Size gives you a deeper bench. Let’s say the size of your business calls for having two salespeople, but one leaves or isn’t performing. Now you have a big problem. In fact, your company could be in jeopardy. However, if the size of your business calls for having eight salespeople and one leaves, you have a more manageable problem.
Size gives your more options. I recently spoke with a successful entrepreneur and we discussed how hard it is to hire salespeople. One idea we talked about was for him to start his own sales training program. His business is growing to a size where he could hire five or six entry-level salespeople and train them knowing that one or two will ultimately work out. When you are small, you can’t afford to do that.
Size gets you a better exit. Many entrepreneurs that I speak with are realizing that most exits in their industry are earnouts, which doesn’t provide the liquidity event that most entrepreneurs work all their lives for. However, if you can grow to a $30-million- or $80-million-dollar company, you will attract bigger suitors who can pay cash for your business. On the other side of this issue, I know a lot of entrepreneurs who are acquiring companies with earnouts like crazy so that they can have the big exit.
I still think that the growth of your company should be determined by your personal goals. Whether you stay small or pursue growth, you will have challenges. In the end, bigger may actually be better.

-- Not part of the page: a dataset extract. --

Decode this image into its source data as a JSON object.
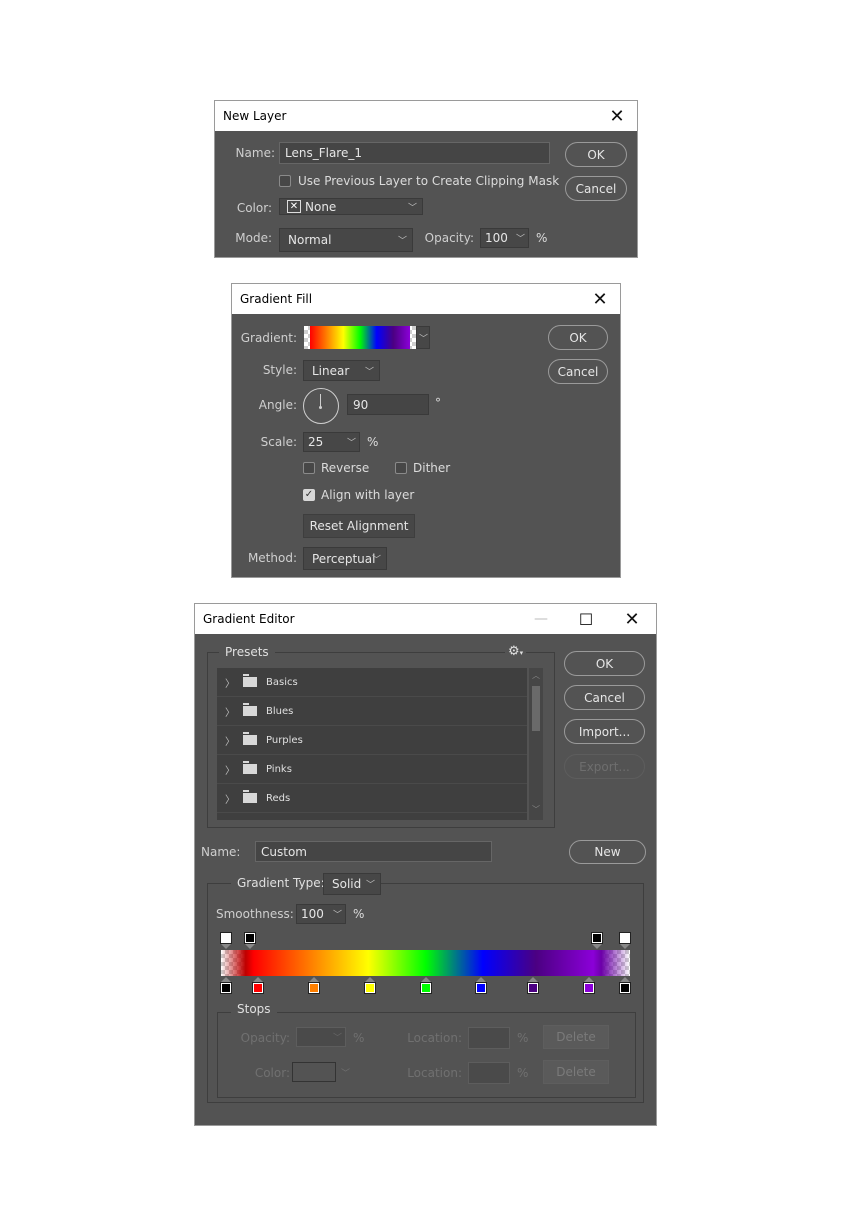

Robert Levin is the Editor-in-Chief and Publisher of The New York Enterprise Report. Levin has extensive experience with midsize and small businesses, having previously held CEO, CFO, and COO positions with companies in several industries. He is also a contributor for The Huffington Post. Levin can be reached at email@example.com and (212) 307-6760.